|10.4 (5) (†)||Employment Agreement by and between the Company and Walter S. Woltosz, dated as of August 8, 2016.|
|10.5 (6)||Form of Indemnification Agreement.|
|10.6 (8)||2017 Equity Incentive Plan.|
|10.7 (7)||Stock Purchase Agreement by and among Simulation Plus, Inc., DILIsym Services, Inc., The Shareholders’ Representative and The Shareholders of DILIsym Services, Inc., dated as of May 1, 2017.|
|10.8 (9)(†)||Employment Agreement by and between the Company and Walter S. Woltosz, dated as of September 1, 2017.|
|10.9 (9) (†)||Employment Agreement by and between the Company and John DiBella, dated as of September 1, 2017.|
|10.10 (9) (†)||Employment Agreement by and between the Company and Thaddeus H Grasela Jr., dated as of September 2, 2017.|
|31.1||Section 302 – Certification of the Principal Executive Officer*|
|31.2||Section 302 – Certification of the Principal Financial Officer*|
|32.1||Section 906 – Certification of the Chief Executive Office and Chief Financial Officer**|
|101.INS||XBRL Instance Document.|
|101.SCH||XBRL Taxonomy Extension Schema Document.|
|101.CAL||XBRL Taxonomy Extension Calculation Linkbase Document.|
|101.DEF||XBRL Taxonomy Extension Definition Linkbase Document.|
|101.LAB||XBRL Taxonomy Extension Label Linkbase Document.|
|101.PRE||XBRL Taxonomy Extension Presentation Linkbase Document.|
|^||Schedules and exhibits omitted pursuant to Item 601(b)(2) of Registration S-K. The registrant agrees to furnish supplementally a copy of any omitted schedule to the SEC upon request.|
|†||Those exhibits marked with a (†) refer to management contracts or compensatory plans or arrangements|
|(1)||Incorporated by reference to the Company’s Registration Statement on Form SB-2 (Registration No. 333-6680) filed on March 25, 1997.|

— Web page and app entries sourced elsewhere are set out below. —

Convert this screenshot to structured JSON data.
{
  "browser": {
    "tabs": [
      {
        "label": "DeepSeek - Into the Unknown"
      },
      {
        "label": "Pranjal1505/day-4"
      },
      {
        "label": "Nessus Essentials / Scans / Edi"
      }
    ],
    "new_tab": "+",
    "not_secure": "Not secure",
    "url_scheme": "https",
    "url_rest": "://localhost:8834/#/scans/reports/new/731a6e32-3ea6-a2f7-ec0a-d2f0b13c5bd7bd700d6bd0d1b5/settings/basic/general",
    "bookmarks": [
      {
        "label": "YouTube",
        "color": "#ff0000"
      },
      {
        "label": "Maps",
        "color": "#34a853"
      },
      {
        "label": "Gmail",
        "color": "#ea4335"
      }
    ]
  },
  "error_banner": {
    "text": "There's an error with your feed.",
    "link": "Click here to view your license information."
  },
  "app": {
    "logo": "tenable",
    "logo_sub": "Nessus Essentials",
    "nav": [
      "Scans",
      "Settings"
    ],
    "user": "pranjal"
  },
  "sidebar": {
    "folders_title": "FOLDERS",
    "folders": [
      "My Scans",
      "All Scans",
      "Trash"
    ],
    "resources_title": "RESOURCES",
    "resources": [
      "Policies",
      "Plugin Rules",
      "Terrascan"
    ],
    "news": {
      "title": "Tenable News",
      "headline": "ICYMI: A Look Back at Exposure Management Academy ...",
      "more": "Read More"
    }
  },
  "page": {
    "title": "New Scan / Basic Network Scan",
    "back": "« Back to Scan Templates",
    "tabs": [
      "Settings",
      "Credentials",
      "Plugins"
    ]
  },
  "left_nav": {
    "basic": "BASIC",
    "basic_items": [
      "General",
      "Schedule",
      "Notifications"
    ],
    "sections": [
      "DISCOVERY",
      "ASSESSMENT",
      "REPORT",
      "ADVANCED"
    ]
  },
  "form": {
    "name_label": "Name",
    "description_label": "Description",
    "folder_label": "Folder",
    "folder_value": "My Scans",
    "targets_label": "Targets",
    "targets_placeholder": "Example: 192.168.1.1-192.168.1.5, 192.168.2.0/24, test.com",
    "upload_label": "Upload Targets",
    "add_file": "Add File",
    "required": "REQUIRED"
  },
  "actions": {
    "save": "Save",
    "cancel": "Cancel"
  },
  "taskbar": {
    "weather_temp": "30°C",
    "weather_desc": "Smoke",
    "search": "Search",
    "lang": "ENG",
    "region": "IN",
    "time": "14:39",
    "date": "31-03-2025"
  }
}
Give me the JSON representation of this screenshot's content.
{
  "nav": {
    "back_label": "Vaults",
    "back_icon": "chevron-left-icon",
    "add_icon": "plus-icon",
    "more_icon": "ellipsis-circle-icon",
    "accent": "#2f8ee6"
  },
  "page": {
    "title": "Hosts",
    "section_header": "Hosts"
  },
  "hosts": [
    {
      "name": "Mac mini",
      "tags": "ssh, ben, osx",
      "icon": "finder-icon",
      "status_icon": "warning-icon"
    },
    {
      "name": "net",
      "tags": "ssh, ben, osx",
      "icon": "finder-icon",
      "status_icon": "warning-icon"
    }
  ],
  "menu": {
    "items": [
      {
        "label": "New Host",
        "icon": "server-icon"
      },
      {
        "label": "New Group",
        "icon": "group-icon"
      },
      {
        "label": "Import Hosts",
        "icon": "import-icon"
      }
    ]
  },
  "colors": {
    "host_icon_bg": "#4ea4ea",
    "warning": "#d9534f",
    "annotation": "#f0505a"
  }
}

|(2)||Incorporated by reference to an exhibit to the Company’s Form 10-K for the fiscal year ended August 31, 2010.|
|(3)||Incorporated by reference to an exhibit to the Company’s Form 10-Q filed April 9, 2014.|
|(4)||Incorporated by reference to an exhibit to the Company’s Form 8-K/A filed November 18, 2014.|
|(5)||Incorporated by reference to an exhibit to the Company’s Form 8-K filed August 11, 2016.|
|(6)||Incorporated by reference to an exhibit to the Company’s Form 8-K filed August 10, 2016.|
|(7)||Incorporated by reference to an exhibit to the Company’s Form 10-Q filed July 10, 2017.|
|(8)||Incorporated by reference to Appendix A to the Company’s Schedule 14A filed December 29. 2016.|
|(9)||Incorporated by reference to an exhibit to the Company’s Form 8-K filed September 6, 2017.|
|(10)||Incorporated by reference to an exhibit to the Company’s Form 10-K for the fiscal year ended August 31, 2016.|
In accordance with Section 13 or 15 (d) of the Securities Exchange Act of 1934, the Registrant caused this report to be signed on its behalf by the undersigned, thereunto duly authorized, in the City of Lancaster, State of California, on January 9, 2018.
|Simulations Plus, Inc.|
|Date:||January 9, 2018||By: /s/ John R Kneisel|
|John R. Kneisel|
|Chief Financial Officer|